** Data extract **
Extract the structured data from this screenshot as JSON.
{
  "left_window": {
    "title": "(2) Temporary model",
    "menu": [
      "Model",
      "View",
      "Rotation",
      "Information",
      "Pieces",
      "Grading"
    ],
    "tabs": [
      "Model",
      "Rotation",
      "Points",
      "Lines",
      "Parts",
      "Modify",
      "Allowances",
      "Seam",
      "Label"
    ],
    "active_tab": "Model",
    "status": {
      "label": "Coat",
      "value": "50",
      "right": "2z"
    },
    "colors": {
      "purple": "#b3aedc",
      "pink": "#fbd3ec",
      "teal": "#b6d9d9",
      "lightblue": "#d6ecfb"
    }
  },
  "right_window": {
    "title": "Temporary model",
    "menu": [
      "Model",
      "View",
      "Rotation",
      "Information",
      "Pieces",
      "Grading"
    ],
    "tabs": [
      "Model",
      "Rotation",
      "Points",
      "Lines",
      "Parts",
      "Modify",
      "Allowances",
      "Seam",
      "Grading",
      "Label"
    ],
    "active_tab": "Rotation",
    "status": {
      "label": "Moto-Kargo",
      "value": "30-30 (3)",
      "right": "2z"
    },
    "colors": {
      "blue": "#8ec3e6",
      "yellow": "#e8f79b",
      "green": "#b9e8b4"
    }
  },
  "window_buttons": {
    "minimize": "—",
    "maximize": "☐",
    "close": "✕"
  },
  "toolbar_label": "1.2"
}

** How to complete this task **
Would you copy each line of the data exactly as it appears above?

** Exercise solution **
Extract the structured data from this screenshot as JSON.
{
  "left_window": {
    "title": "(2) Temporary model",
    "menu": [
      "Model",
      "View",
      "Rotation",
      "Information",
      "Pieces",
      "Grading"
    ],
    "tabs": [
      "Model",
      "Rotation",
      "Points",
      "Lines",
      "Parts",
      "Modify",
      "Allowances",
      "Seam",
      "Label"
    ],
    "active_tab": "Model",
    "status": {
      "label": "Coat",
      "value": "50",
      "right": "2z"
    },
    "colors": {
      "purple": "#b3aedc",
      "pink": "#fbd3ec",
      "teal": "#b6d9d9",
      "lightblue": "#d6ecfb"
    }
  },
  "right_window": {
    "title": "Temporary model",
    "menu": [
      "Model",
      "View",
      "Rotation",
      "Information",
      "Pieces",
      "Grading"
    ],
    "tabs": [
      "Model",
      "Rotation",
      "Points",
      "Lines",
      "Parts",
      "Modify",
      "Allowances",
      "Seam",
      "Grading",
      "Label"
    ],
    "active_tab": "Rotation",
    "status": {
      "label": "Moto-Kargo",
      "value": "30-30 (3)",
      "right": "2z"
    },
    "colors": {
      "blue": "#8ec3e6",
      "yellow": "#e8f79b",
      "green": "#b9e8b4"
    }
  },
  "window_buttons": {
    "minimize": "—",
    "maximize": "☐",
    "close": "✕"
  },
  "toolbar_label": "1.2"
}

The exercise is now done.